By: William J. Murray
Purchase authorized — shipment expected: Every three months the Diapers for Refugees program orders 160,000 diapers for infants in Christian refugee centers in Iraq. Our goal for 2017 was 640,000 diapers. The infant diapers are manufactured in Turkey and of very high quality. We do not buy the cheapest diapers available, as they are not absorbent and children have developed rashes from them. Our goal is to help families avoid diaper rash that can become deadly in extreme cases.
We buy our diapers from a wholesaler in Dohuk, Iraq which is closer to the Turkish border, and truck them to our warehouse in Erbil for distribution over three months. Iraq is not a third world nation. Up until the Second Gulf War the rate of college graduates was similar to the United States. So many schools have been destroyed since our invasion in 2003 that educational levels have dropped. Christians have been hit hard by the lack of schools as they have been forced from their homes.
I visited Dohuk in June. It is a large modern city of about 300,000 that has escaped most of the ravages of war the last 13 years. It is also the location of Camp Odrana which we assist with water and which is managed by the Assyrian Aid Society.
[su_button url=”http://christmasforrefugees.org/c4r1/”]Celebrating Christmas with Christian children who escaped the Islamic State[/su_button]
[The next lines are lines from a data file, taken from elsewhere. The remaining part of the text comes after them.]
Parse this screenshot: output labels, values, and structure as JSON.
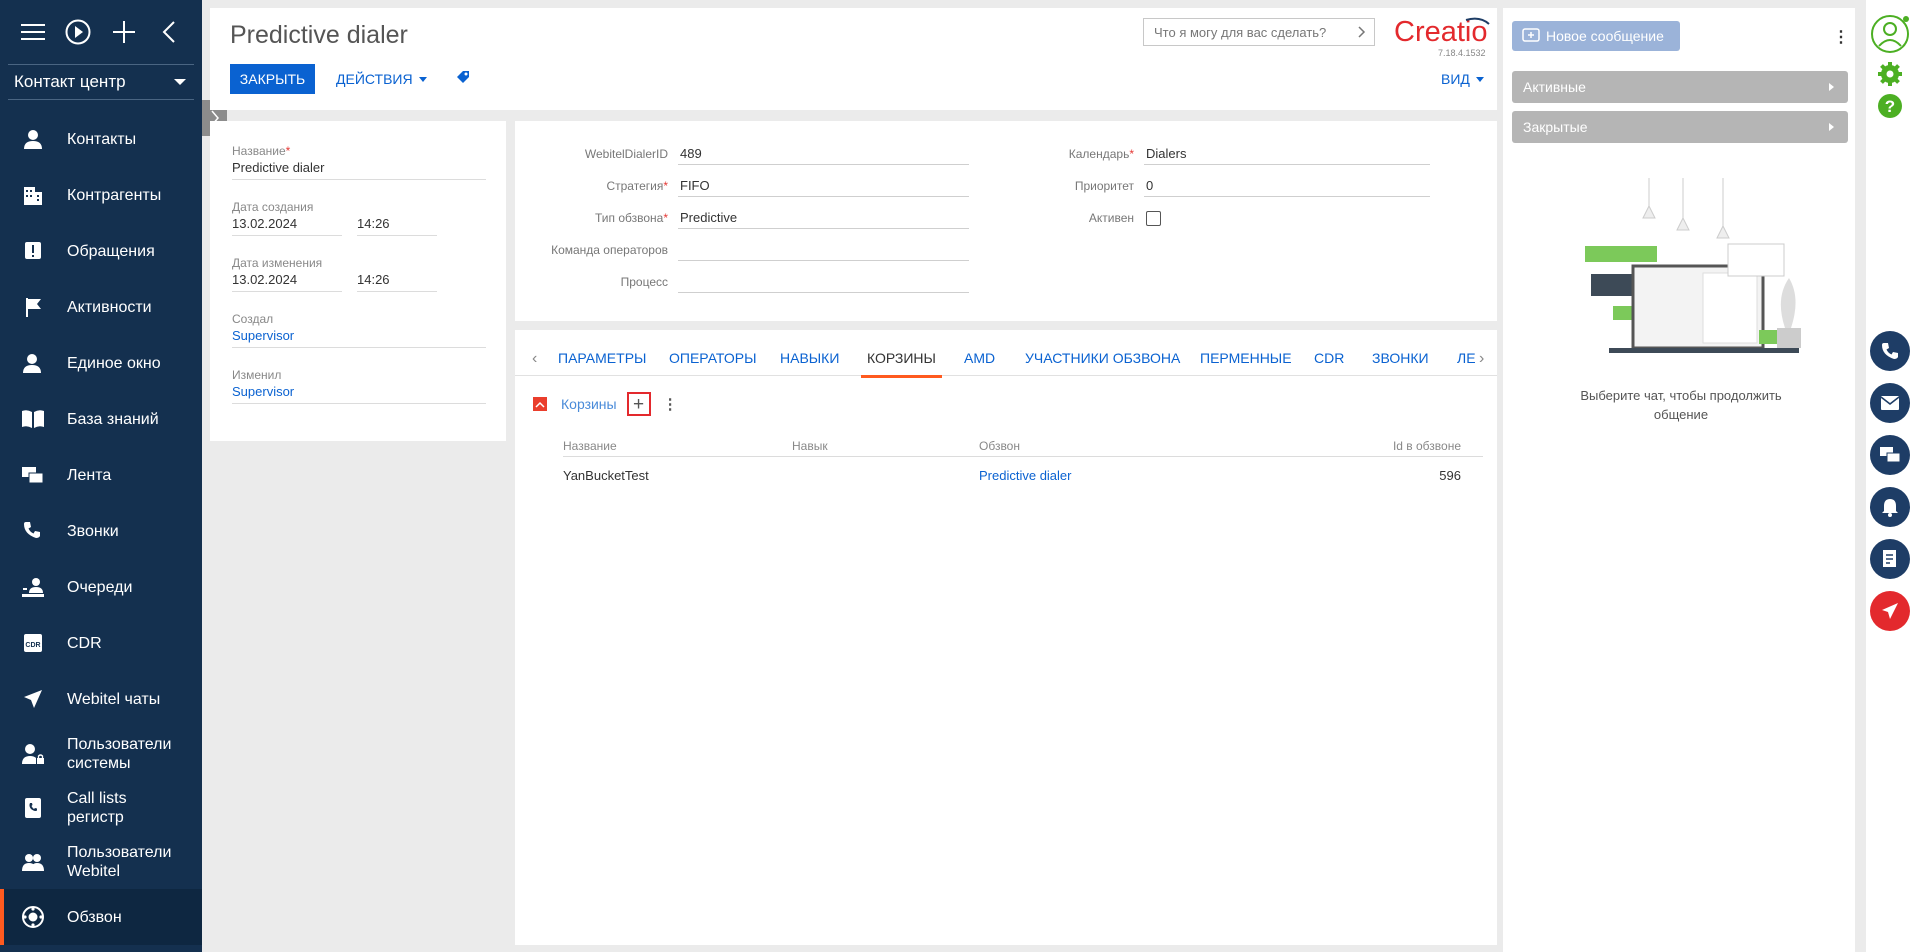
{
  "nav": {
    "section": "Контакт центр",
    "items": [
      {
        "label": "Контакты",
        "icon": "person-icon"
      },
      {
        "label": "Контрагенты",
        "icon": "building-icon"
      },
      {
        "label": "Обращения",
        "icon": "alert-icon"
      },
      {
        "label": "Активности",
        "icon": "flag-icon"
      },
      {
        "label": "Единое окно",
        "icon": "person-window-icon"
      },
      {
        "label": "База знаний",
        "icon": "book-icon"
      },
      {
        "label": "Лента",
        "icon": "chat-bubbles-icon"
      },
      {
        "label": "Звонки",
        "icon": "phone-icon"
      },
      {
        "label": "Очереди",
        "icon": "queue-icon"
      },
      {
        "label": "CDR",
        "icon": "cdr-icon"
      },
      {
        "label": "Webitel чаты",
        "icon": "send-icon"
      },
      {
        "label": "Пользователи системы",
        "icon": "user-lock-icon"
      },
      {
        "label": "Call lists регистр",
        "icon": "phone-book-icon"
      },
      {
        "label": "Пользователи Webitel",
        "icon": "users-icon"
      },
      {
        "label": "Обзвон",
        "icon": "dialer-icon"
      }
    ]
  },
  "header": {
    "title": "Predictive dialer",
    "close": "ЗАКРЫТЬ",
    "actions": "ДЕЙСТВИЯ",
    "view": "ВИД",
    "search_placeholder": "Что я могу для вас сделать?",
    "version": "7.18.4.1532",
    "logo": "Creatio"
  },
  "card": {
    "name_label": "Название",
    "name": "Predictive dialer",
    "created_label": "Дата создания",
    "created_date": "13.02.2024",
    "created_time": "14:26",
    "modified_label": "Дата изменения",
    "modified_date": "13.02.2024",
    "modified_time": "14:26",
    "author_label": "Создал",
    "author": "Supervisor",
    "editor_label": "Изменил",
    "editor": "Supervisor"
  },
  "main": {
    "dialer_id_label": "WebitelDialerID",
    "dialer_id": "489",
    "strategy_label": "Стратегия",
    "strategy": "FIFO",
    "type_label": "Тип обзвона",
    "type": "Predictive",
    "team_label": "Команда операторов",
    "team": "",
    "process_label": "Процесс",
    "process": "",
    "calendar_label": "Календарь",
    "calendar": "Dialers",
    "priority_label": "Приоритет",
    "priority": "0",
    "active_label": "Активен",
    "active": false
  },
  "tabs": [
    "ПАРАМЕТРЫ",
    "ОПЕРАТОРЫ",
    "НАВЫКИ",
    "КОРЗИНЫ",
    "AMD",
    "УЧАСТНИКИ ОБЗВОНА",
    "ПЕРМЕННЫЕ",
    "CDR",
    "ЗВОНКИ",
    "ЛЕ"
  ],
  "active_tab": "КОРЗИНЫ",
  "detail": {
    "title": "Корзины",
    "columns": [
      "Название",
      "Навык",
      "Обзвон",
      "Id в обзвоне"
    ],
    "rows": [
      {
        "name": "YanBucketTest",
        "skill": "",
        "dialer": "Predictive dialer",
        "id": "596"
      }
    ]
  },
  "comm": {
    "new_message": "Новое сообщение",
    "active": "Активные",
    "closed": "Закрытые",
    "empty_text": "Выберите чат, чтобы продолжить общение"
  },
  "colors": {
    "nav_bg": "#14304f",
    "accent": "#ff5a1f",
    "primary": "#0a62d1",
    "comm_btn": "#1e3d66",
    "danger": "#e3292d",
    "green": "#4caf23"
  }
}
Diaper Campaign paid in full?: Early this year I pushed hard to fund the Diapers for Refugees program 100% by the end of summer to free up our fund-raising activities for the Christmas for Refugees program. The goal for infant diapers was $72,000 and in total we raised $75,095. I announced in the Chairman’s Report and on the Diapers for Refugees Internet site that our goal had been reached. I wish I had not done that.
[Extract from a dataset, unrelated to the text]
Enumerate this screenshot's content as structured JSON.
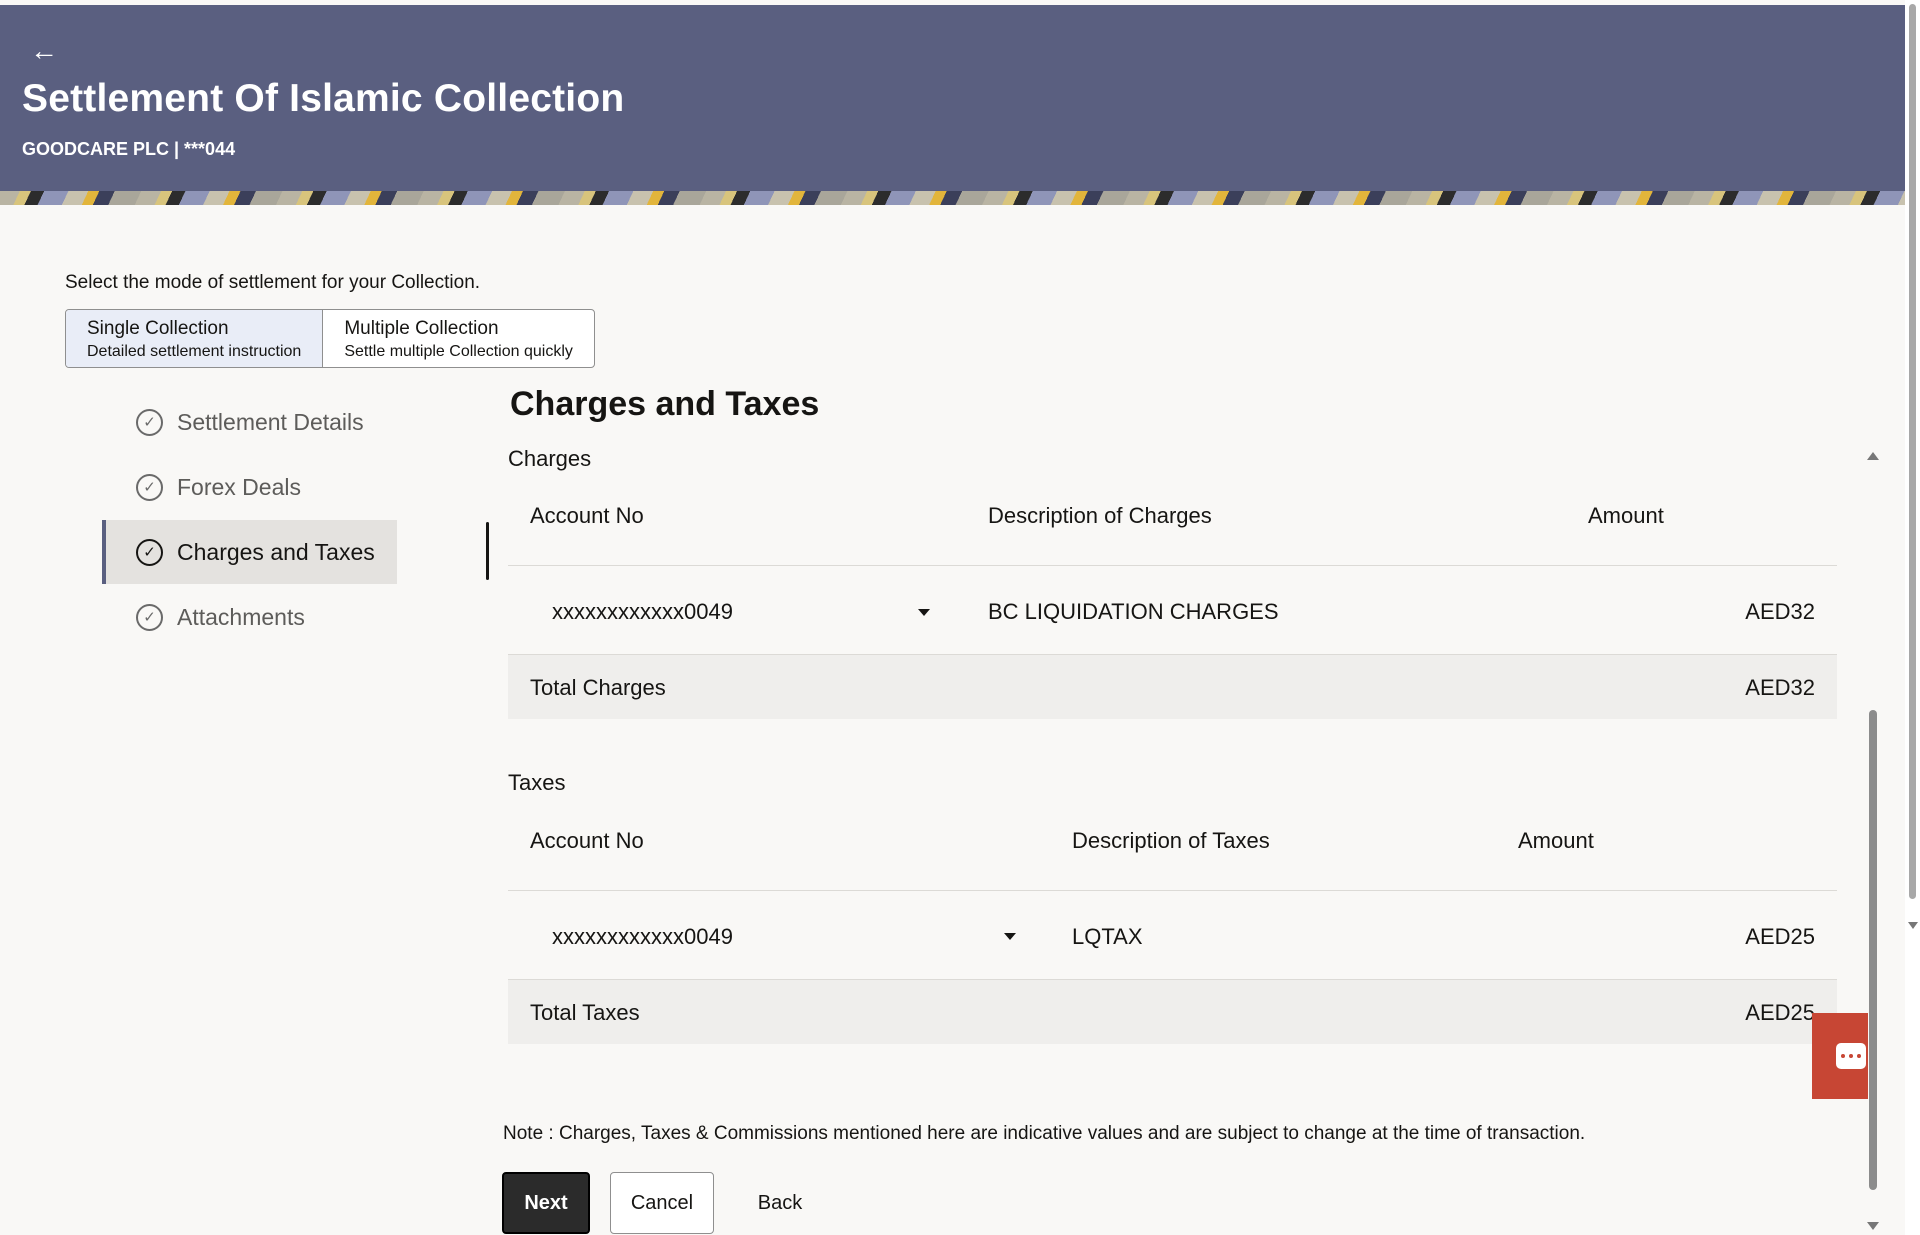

The cost of the diapers has not increased but there are some needs we were not aware of at first. The women we give the diapers to are young mothers much in need of feminine supplies such as sanitary pads. I managed to find enough funds for those mothers receiving the diapers in June. Then we learned that some of the very elderly were coming to our distributions begging for some of the larger diapers so they could try to use them for incontinence.
Out of our general fund I paid for adult diapers for the relatives of those active in the diaper program. BOTTOM LINE: I need some funds to continue distributing the sanitary pads and adult diapers. The demand is not great enough to begin a major campaign, but I have added the need to the list of needs sent with every issue of the Chairman’s Report.
After distribution of the September shipment is completed, there will be one more shipment of 160,000 diapers in December. The diaper distributions in December will begin at the same time as our Christmas program in Iraq. Distribution has become more difficult as some families attempt to move back to rebuild their destroyed homes. In June I was present when we distributed diapers in Qaraqosh, a town near Erbil which was completely overrun, looted and all but destroyed by ISIS.